But here's the thing: I utilize RO/DI water. I know that my product water comes out of the unit at a consistent pH/alkalinity/TDS every time (provided I maintain/replace the membranes regularly, in accordance with manufacturer recommendations), and of course, confirmed with testing.
That being said, my approach is hardly "scientific"; shockingly more of an "art" than a "science" here.
Using RO/DO water gives me at least a fair amount of confidence about knowing what I'm working with, and at least what to expect, to a certain extent. I can more or less duplicate the conditions I want on a consistent . My 5 US-gallon plastic containers are "loaded" with 3 "medium-sized" Catappa leaves each week when I make the water. My water sits in the containers for one week before use. Some "tinters" use Alder Cones or Guava leaves, or if you're a "baller"- catalpa bark, or whatever...it's personal preference.
Now, again, it's not a perfectly scientific way, but it focuses on that main tenant of aquarium keeping that I treasure above almost all else: consistency. I do the same thing in the same way with the same stuff every single week. Yes, it's freakishly habitual, sort of inflexible, not exactly perfect- and undeniably geeky- but it works for me!

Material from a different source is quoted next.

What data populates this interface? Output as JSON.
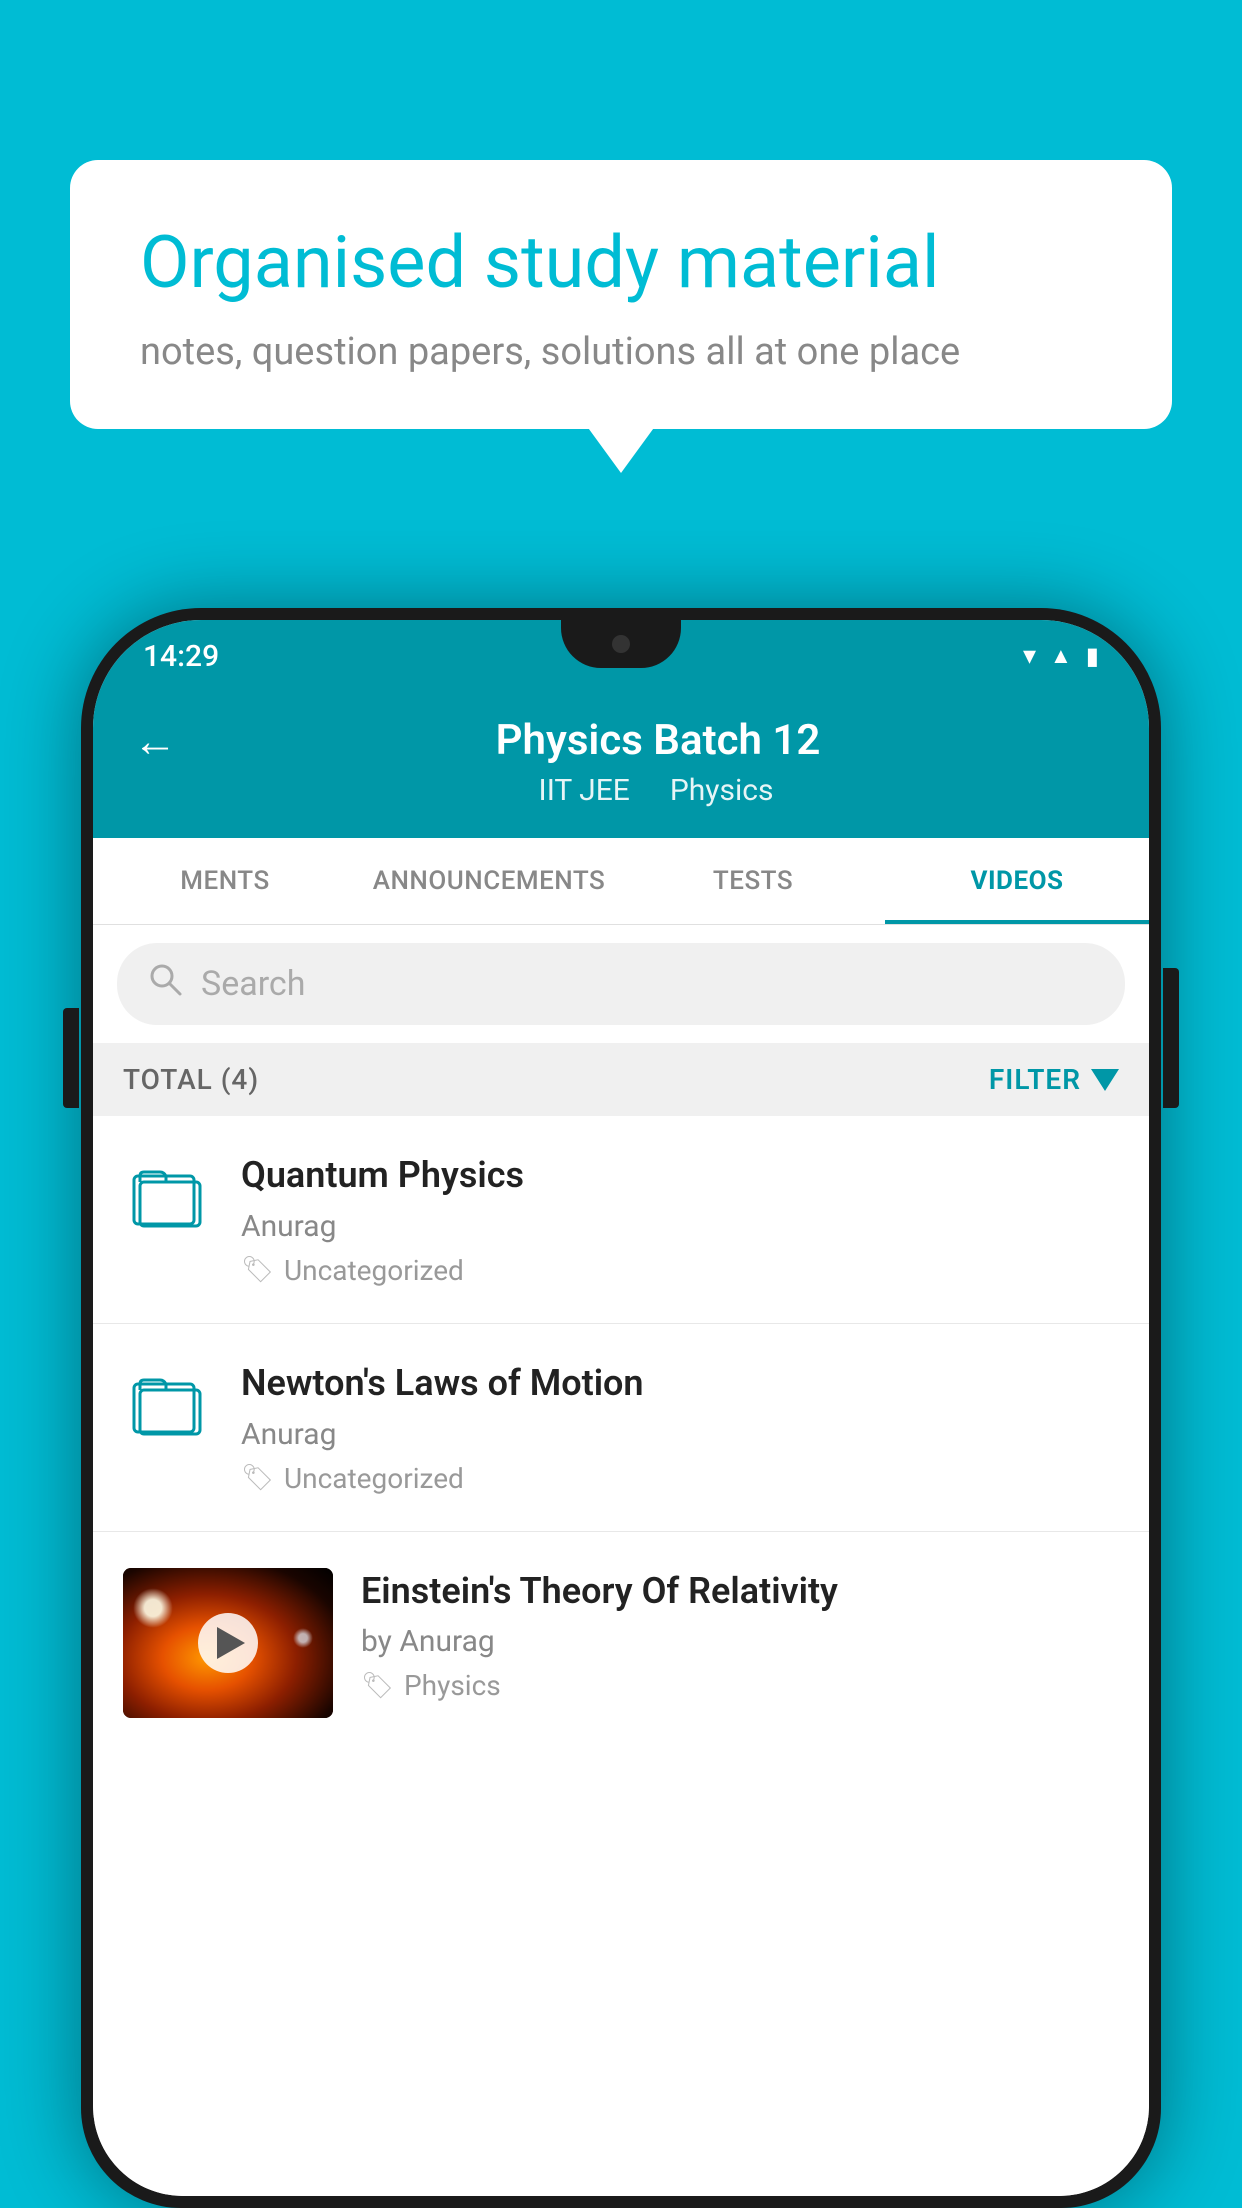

My aquariums - fresh, brackish, and reef- all rarely deviate to any real extent from a narrow range of water parameters that I choose to work with. In fact, they are almost rock-solid consistent. And I think that's made a big impact on the success I've enjoyed with my aquariums over the years. Not chasing "numbers"...Rather, pursuing consistency- and that starts with "pre-tinting" in our blackwater tanks.
Doing things like this the same way every time at least takes out one of the possible variables that can affect (in a negative way) your aquatic environment. When you're doing things exactly the same every week, it's easy to eliminate one of the possibilities if something does go wrong ("Well, I know one thing...It sure as hell ain't the water!"). Of course, you need to test your product water regularly to assure that parameters are not drifting out of your target range.
Oh, and by "target range"- I mean a range of a couple of points on the pH, etc. Like, I won't freak out if the tank is 6.4 and the water I'm adding is 6.5, although I would like to see it right on. It's not worth getting overly concerned about in my experience. look at the average over time. It's been the same with my brackish aquarium. The tank runs at a specific gravity of 1.010. I obviously target this in my makeup water, but occasionally, for wahtever reason, I might add a tiny bit more water to the container and the SG is 1.009 or so...I am not losing sleep over this.
Or fishes, for that matter!
IN the end, the idea of "pr-tinting" or "preconditioning your makeup water in some manner is just another practice to engage in in order to keep consistent environmental parameters in your aquariums. It's not revolutionary. It's not game-changing. And it's not an exact science, either. However, it IS a practice that I think many hobbyists could benefit from as they strive to maintain environmentally/aesthetically consistent, stable, aquariums.
Probably more than needs to be discussed on what is arguably a simple practice...but something worth thinking about, at least! A truly imperfect art...yet an impactful one, at that.
So, regardless of if you're keeping African rift lake cichlids, guppies, Discus, or fishes from the darkest blackwater swamps of Southeast Asia, the idea is the same: Do stuff that can get you there...even though it might be "boringly consistent."
Stay methodical. Stay consistent. Stay calm. Stay observant. Stay..."boring..."
And Stay Wet.